Philip A. Schrodt, who just retired from Pennsylvania State University after decades as a tenured professor of political science, has written a scathingly honest swan song about academic life. He is a gutsy man to do so, even on his way out the door. He is still living in the college town of State College, PA, and no doubt he will face some consequences for his truth-telling. Continue reading
30 years ago, Ronald Reagan called for the termination of the Department of Education. But instead of disappearing, the Jimmy Carter creation has become a federal leviathan with no signs of abating in growth.
Reagan’s Secretary of Education Terrell H. Bell thwarted Reagan’s and the Christian right’s plan to do away with the cabinet level bureau. Bell, an educator by profession, was instrumental in publishing a report on the national status of our schools. Bell had the National Commission on Excellence in Education, which he created in 1981, prepare a document in 1983 called “A Nation at Risk: The Imperative for Educational Reform.”
Like a small pebble tossed into a pond sends out many ripples, A Nation at Risk–through fear-inducing rhetoric and a call for more government intervention into traditional states’ rights–set off a movement in education which could not be stopped. Whether Bell took this action to save his job, or whether he differed ideologically with Reagan doesn’t matter now.
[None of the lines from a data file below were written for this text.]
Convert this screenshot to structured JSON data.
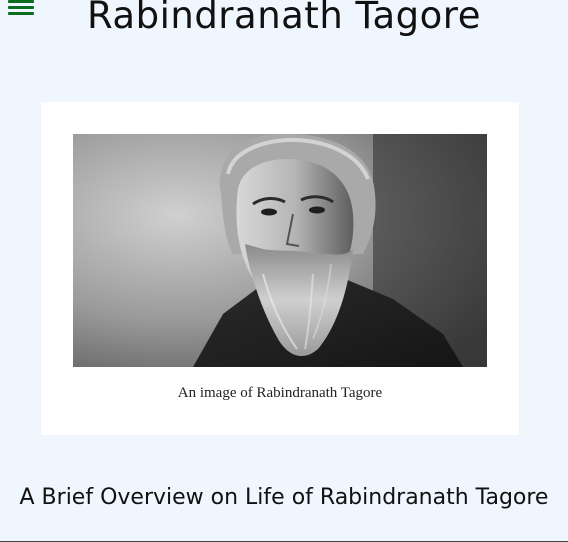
{
  "header": {
    "menu_icon": "hamburger-menu-icon",
    "title": "Rabindranath Tagore"
  },
  "figure": {
    "image_alt": "An image of Rabindranath Tagore",
    "caption": "An image of Rabindranath Tagore"
  },
  "section": {
    "heading": "A Brief Overview on Life of Rabindranath Tagore"
  },
  "colors": {
    "background": "#eff6fd",
    "menu_icon": "#0b6e1f",
    "card": "#ffffff",
    "text": "#111111"
  }
}
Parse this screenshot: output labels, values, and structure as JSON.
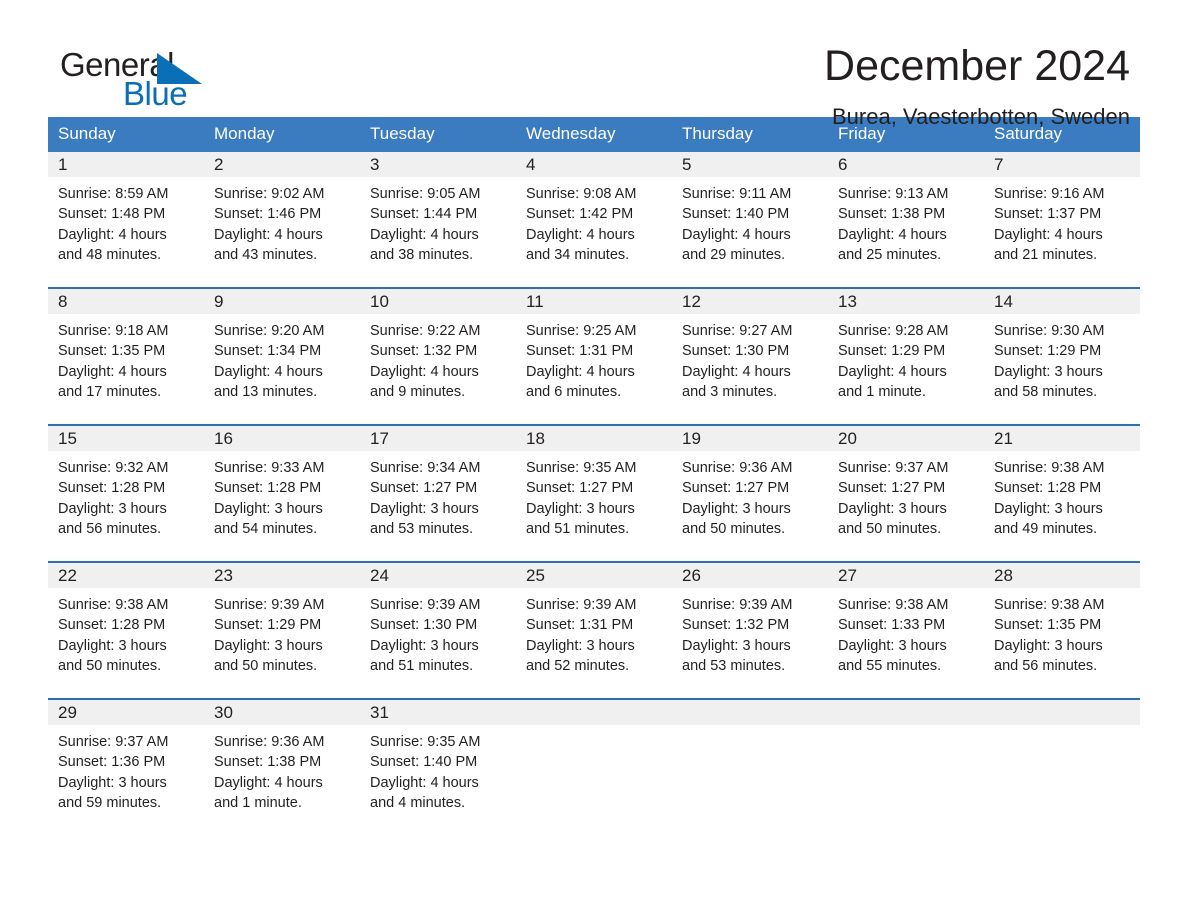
{
  "brand": {
    "name_part1": "General",
    "name_part2": "Blue",
    "accent_color": "#0b6fb8",
    "logo_icon": "triangle-flag-icon"
  },
  "header": {
    "month_title": "December 2024",
    "location": "Burea, Vaesterbotten, Sweden"
  },
  "calendar": {
    "header_bg": "#3a7cbf",
    "row_divider_color": "#2f6fb0",
    "daynum_band_bg": "#f0f0f0",
    "weekday_headers": [
      "Sunday",
      "Monday",
      "Tuesday",
      "Wednesday",
      "Thursday",
      "Friday",
      "Saturday"
    ],
    "weeks": [
      [
        {
          "day": "1",
          "sunrise": "Sunrise: 8:59 AM",
          "sunset": "Sunset: 1:48 PM",
          "daylight_line1": "Daylight: 4 hours",
          "daylight_line2": "and 48 minutes."
        },
        {
          "day": "2",
          "sunrise": "Sunrise: 9:02 AM",
          "sunset": "Sunset: 1:46 PM",
          "daylight_line1": "Daylight: 4 hours",
          "daylight_line2": "and 43 minutes."
        },
        {
          "day": "3",
          "sunrise": "Sunrise: 9:05 AM",
          "sunset": "Sunset: 1:44 PM",
          "daylight_line1": "Daylight: 4 hours",
          "daylight_line2": "and 38 minutes."
        },
        {
          "day": "4",
          "sunrise": "Sunrise: 9:08 AM",
          "sunset": "Sunset: 1:42 PM",
          "daylight_line1": "Daylight: 4 hours",
          "daylight_line2": "and 34 minutes."
        },
        {
          "day": "5",
          "sunrise": "Sunrise: 9:11 AM",
          "sunset": "Sunset: 1:40 PM",
          "daylight_line1": "Daylight: 4 hours",
          "daylight_line2": "and 29 minutes."
        },
        {
          "day": "6",
          "sunrise": "Sunrise: 9:13 AM",
          "sunset": "Sunset: 1:38 PM",
          "daylight_line1": "Daylight: 4 hours",
          "daylight_line2": "and 25 minutes."
        },
        {
          "day": "7",
          "sunrise": "Sunrise: 9:16 AM",
          "sunset": "Sunset: 1:37 PM",
          "daylight_line1": "Daylight: 4 hours",
          "daylight_line2": "and 21 minutes."
        }
      ],
      [
        {
          "day": "8",
          "sunrise": "Sunrise: 9:18 AM",
          "sunset": "Sunset: 1:35 PM",
          "daylight_line1": "Daylight: 4 hours",
          "daylight_line2": "and 17 minutes."
        },
        {
          "day": "9",
          "sunrise": "Sunrise: 9:20 AM",
          "sunset": "Sunset: 1:34 PM",
          "daylight_line1": "Daylight: 4 hours",
          "daylight_line2": "and 13 minutes."
        },
        {
          "day": "10",
          "sunrise": "Sunrise: 9:22 AM",
          "sunset": "Sunset: 1:32 PM",
          "daylight_line1": "Daylight: 4 hours",
          "daylight_line2": "and 9 minutes."
        },
        {
          "day": "11",
          "sunrise": "Sunrise: 9:25 AM",
          "sunset": "Sunset: 1:31 PM",
          "daylight_line1": "Daylight: 4 hours",
          "daylight_line2": "and 6 minutes."
        },
        {
          "day": "12",
          "sunrise": "Sunrise: 9:27 AM",
          "sunset": "Sunset: 1:30 PM",
          "daylight_line1": "Daylight: 4 hours",
          "daylight_line2": "and 3 minutes."
        },
        {
          "day": "13",
          "sunrise": "Sunrise: 9:28 AM",
          "sunset": "Sunset: 1:29 PM",
          "daylight_line1": "Daylight: 4 hours",
          "daylight_line2": "and 1 minute."
        },
        {
          "day": "14",
          "sunrise": "Sunrise: 9:30 AM",
          "sunset": "Sunset: 1:29 PM",
          "daylight_line1": "Daylight: 3 hours",
          "daylight_line2": "and 58 minutes."
        }
      ],
      [
        {
          "day": "15",
          "sunrise": "Sunrise: 9:32 AM",
          "sunset": "Sunset: 1:28 PM",
          "daylight_line1": "Daylight: 3 hours",
          "daylight_line2": "and 56 minutes."
        },
        {
          "day": "16",
          "sunrise": "Sunrise: 9:33 AM",
          "sunset": "Sunset: 1:28 PM",
          "daylight_line1": "Daylight: 3 hours",
          "daylight_line2": "and 54 minutes."
        },
        {
          "day": "17",
          "sunrise": "Sunrise: 9:34 AM",
          "sunset": "Sunset: 1:27 PM",
          "daylight_line1": "Daylight: 3 hours",
          "daylight_line2": "and 53 minutes."
        },
        {
          "day": "18",
          "sunrise": "Sunrise: 9:35 AM",
          "sunset": "Sunset: 1:27 PM",
          "daylight_line1": "Daylight: 3 hours",
          "daylight_line2": "and 51 minutes."
        },
        {
          "day": "19",
          "sunrise": "Sunrise: 9:36 AM",
          "sunset": "Sunset: 1:27 PM",
          "daylight_line1": "Daylight: 3 hours",
          "daylight_line2": "and 50 minutes."
        },
        {
          "day": "20",
          "sunrise": "Sunrise: 9:37 AM",
          "sunset": "Sunset: 1:27 PM",
          "daylight_line1": "Daylight: 3 hours",
          "daylight_line2": "and 50 minutes."
        },
        {
          "day": "21",
          "sunrise": "Sunrise: 9:38 AM",
          "sunset": "Sunset: 1:28 PM",
          "daylight_line1": "Daylight: 3 hours",
          "daylight_line2": "and 49 minutes."
        }
      ],
      [
        {
          "day": "22",
          "sunrise": "Sunrise: 9:38 AM",
          "sunset": "Sunset: 1:28 PM",
          "daylight_line1": "Daylight: 3 hours",
          "daylight_line2": "and 50 minutes."
        },
        {
          "day": "23",
          "sunrise": "Sunrise: 9:39 AM",
          "sunset": "Sunset: 1:29 PM",
          "daylight_line1": "Daylight: 3 hours",
          "daylight_line2": "and 50 minutes."
        },
        {
          "day": "24",
          "sunrise": "Sunrise: 9:39 AM",
          "sunset": "Sunset: 1:30 PM",
          "daylight_line1": "Daylight: 3 hours",
          "daylight_line2": "and 51 minutes."
        },
        {
          "day": "25",
          "sunrise": "Sunrise: 9:39 AM",
          "sunset": "Sunset: 1:31 PM",
          "daylight_line1": "Daylight: 3 hours",
          "daylight_line2": "and 52 minutes."
        },
        {
          "day": "26",
          "sunrise": "Sunrise: 9:39 AM",
          "sunset": "Sunset: 1:32 PM",
          "daylight_line1": "Daylight: 3 hours",
          "daylight_line2": "and 53 minutes."
        },
        {
          "day": "27",
          "sunrise": "Sunrise: 9:38 AM",
          "sunset": "Sunset: 1:33 PM",
          "daylight_line1": "Daylight: 3 hours",
          "daylight_line2": "and 55 minutes."
        },
        {
          "day": "28",
          "sunrise": "Sunrise: 9:38 AM",
          "sunset": "Sunset: 1:35 PM",
          "daylight_line1": "Daylight: 3 hours",
          "daylight_line2": "and 56 minutes."
        }
      ],
      [
        {
          "day": "29",
          "sunrise": "Sunrise: 9:37 AM",
          "sunset": "Sunset: 1:36 PM",
          "daylight_line1": "Daylight: 3 hours",
          "daylight_line2": "and 59 minutes."
        },
        {
          "day": "30",
          "sunrise": "Sunrise: 9:36 AM",
          "sunset": "Sunset: 1:38 PM",
          "daylight_line1": "Daylight: 4 hours",
          "daylight_line2": "and 1 minute."
        },
        {
          "day": "31",
          "sunrise": "Sunrise: 9:35 AM",
          "sunset": "Sunset: 1:40 PM",
          "daylight_line1": "Daylight: 4 hours",
          "daylight_line2": "and 4 minutes."
        },
        {
          "day": "",
          "sunrise": "",
          "sunset": "",
          "daylight_line1": "",
          "daylight_line2": ""
        },
        {
          "day": "",
          "sunrise": "",
          "sunset": "",
          "daylight_line1": "",
          "daylight_line2": ""
        },
        {
          "day": "",
          "sunrise": "",
          "sunset": "",
          "daylight_line1": "",
          "daylight_line2": ""
        },
        {
          "day": "",
          "sunrise": "",
          "sunset": "",
          "daylight_line1": "",
          "daylight_line2": ""
        }
      ]
    ]
  }
}
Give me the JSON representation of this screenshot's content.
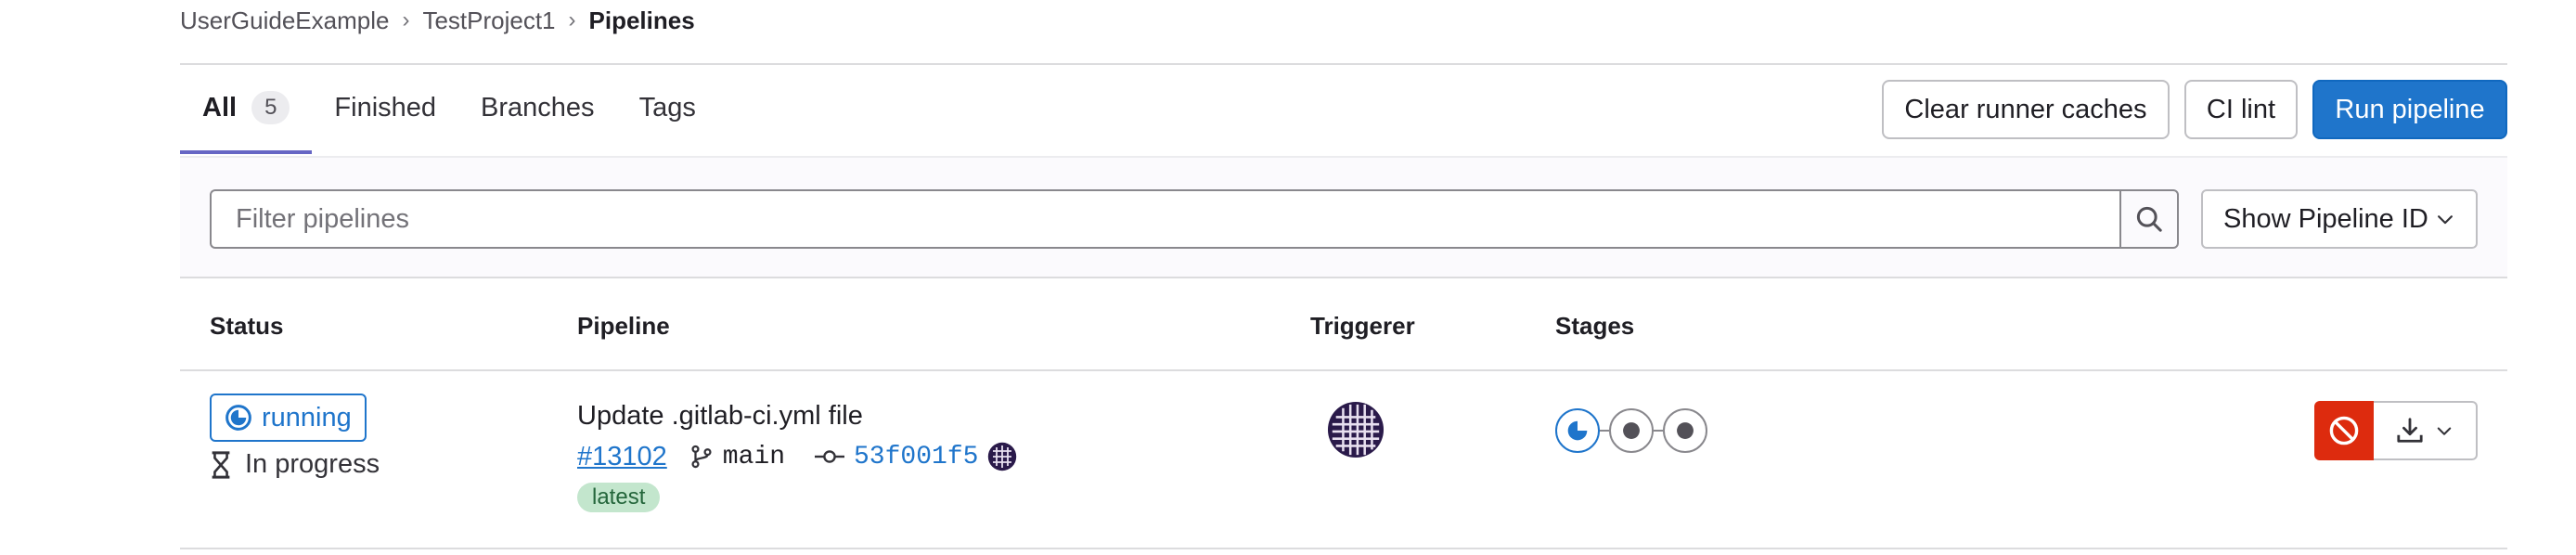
{
  "breadcrumb": {
    "items": [
      "UserGuideExample",
      "TestProject1",
      "Pipelines"
    ]
  },
  "tabs": [
    {
      "label": "All",
      "count": "5",
      "active": true
    },
    {
      "label": "Finished"
    },
    {
      "label": "Branches"
    },
    {
      "label": "Tags"
    }
  ],
  "actions": {
    "clear_caches": "Clear runner caches",
    "ci_lint": "CI lint",
    "run_pipeline": "Run pipeline"
  },
  "filter": {
    "placeholder": "Filter pipelines",
    "select_label": "Show Pipeline ID"
  },
  "table": {
    "headers": {
      "status": "Status",
      "pipeline": "Pipeline",
      "triggerer": "Triggerer",
      "stages": "Stages"
    },
    "rows": [
      {
        "status": "running",
        "duration_text": "In progress",
        "commit_title": "Update .gitlab-ci.yml file",
        "pipeline_id": "#13102",
        "branch": "main",
        "sha": "53f001f5",
        "badge": "latest",
        "stages": [
          "running",
          "created",
          "created"
        ]
      }
    ]
  },
  "colors": {
    "primary": "#1f75cb",
    "danger": "#dd2b0e",
    "tab_active": "#6666c4",
    "badge_latest_bg": "#c3e6cd"
  },
  "icons": {
    "breadcrumb_separator": "chevron-right-icon",
    "search": "search-icon",
    "select": "chevron-down-icon",
    "status": "status-running-icon",
    "duration": "hourglass-icon",
    "branch": "branch-icon",
    "commit": "commit-icon",
    "cancel": "cancel-icon",
    "download": "download-icon"
  }
}
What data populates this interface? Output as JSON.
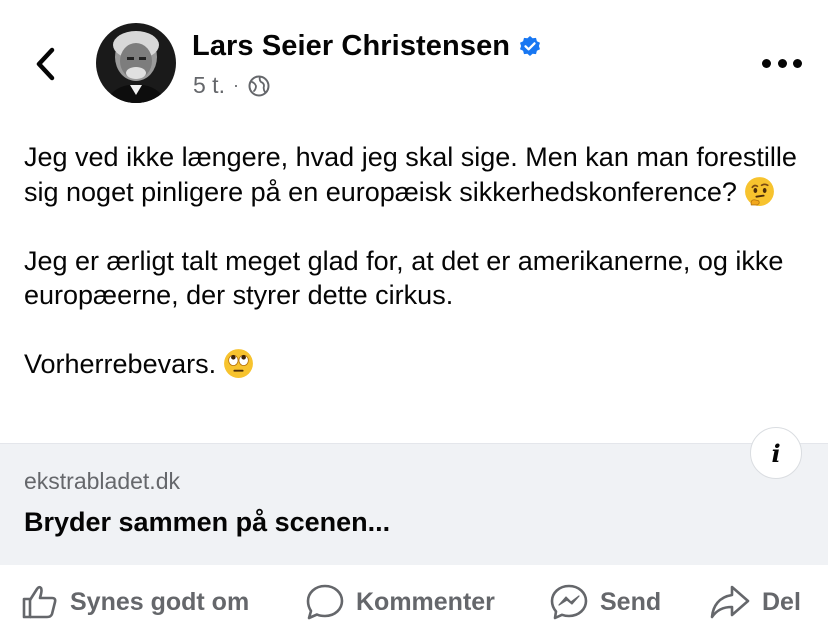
{
  "post": {
    "author": "Lars Seier Christensen",
    "time": "5 t.",
    "separator": "·",
    "paragraphs": [
      "Jeg ved ikke længere, hvad jeg skal sige. Men kan man forestille sig noget pinligere på en europæisk sikkerhedskonference?",
      "Jeg er ærligt talt meget glad for, at det er amerikanerne, og ikke europæerne, der styrer dette cirkus.",
      "Vorherrebevars."
    ],
    "emojis": [
      "thinking-face",
      "rolling-eyes-face"
    ]
  },
  "link": {
    "domain": "ekstrabladet.dk",
    "title": "Bryder sammen på scenen...",
    "info_label": "i"
  },
  "actions": {
    "like": "Synes godt om",
    "comment": "Kommenter",
    "send": "Send",
    "share": "Del"
  },
  "icons": {
    "back": "chevron-left-icon",
    "verified": "verified-badge-icon",
    "privacy": "globe-icon",
    "more": "more-dots-icon",
    "like": "thumbs-up-icon",
    "comment": "speech-bubble-icon",
    "send": "messenger-icon",
    "share": "share-arrow-icon"
  },
  "colors": {
    "verified": "#1877f2",
    "secondary_text": "#65676b",
    "link_card_bg": "#f0f2f5"
  }
}
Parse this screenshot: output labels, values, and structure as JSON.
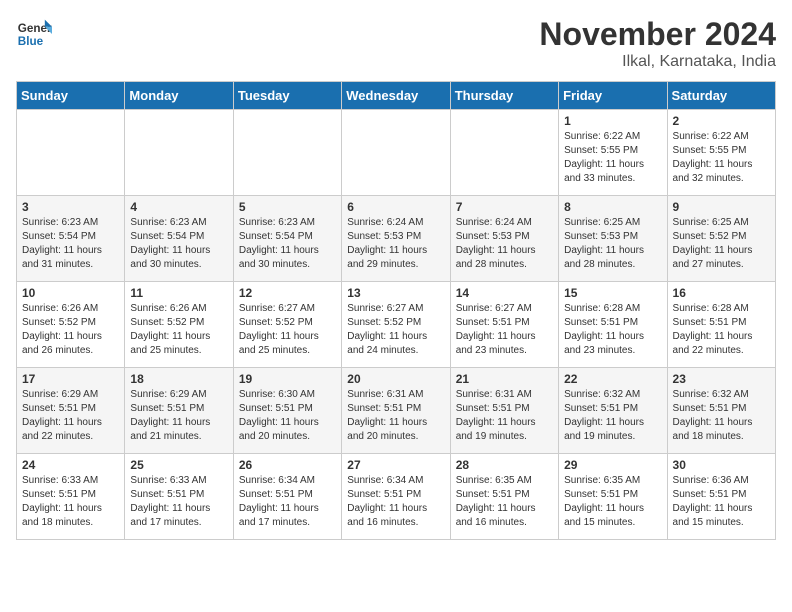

The genie was let out of the bottle and we’ve paid a high price for allowing the Department of Education to have too much power. Continue reading
We wanted proof Common Core has serious shortcomings, and now we have it. A professor of Renaissance English Literature and the Development of Western Civilization at Providence College has begun the process of dissecting student essays promoted as examples of what CC strives for in its standards and subsequent influence on curricula.
Anthony Esolen says the best essay of the bunch has no integrity, just a mechanical spouting of information that contradicts itself. And this essay was subject to teacher reviews. The professor says his disagreement with the essay doesn’t have to do with organization or style as these are done well, but with the truth. He asserts that the more “mechanical” writing becomes, the closer it moves to providing an incubator for lies. Continue reading
The headmistress at a primary school in a small town in England tried to order parents to send their children to a Nov. 27 workshop focused on Islam or else have the kids permanently labeled as racists for the rest of their academic careers.
On Wednesday, parents of children aged 8 to 11 received the stark warning in the form of a letter from Lynn Small, the headmistress at Littleton Green Community School in Huntington, Staffordshire — just over 20 miles from Birmingham.
The letter describes the field trip as part of a “statutory requirement” for kids “to learn about different cultures.” Continue reading
What would you do if you received a threatening letter from your child’s school, demanding that you take your youngster to a medical doctor and dentist at the whims of the school administrators, or risk being reported to the child welfare authorities?
Parents in at least two states have gotten exactly such letters. Police State USA reports:
Under the auspices of keeping children healthy, the government has usurped the role of “parent” away from actual parents. The state not legal guardians is determining when and how children should be subjected to outside business influences.
The provisions establish that the state has taken the final say in parenting matters, undermining parents’ natural role in the child’s life as protector and final decision maker. The provision invades the privacy of the family by giving the government access to private medical results. Continue reading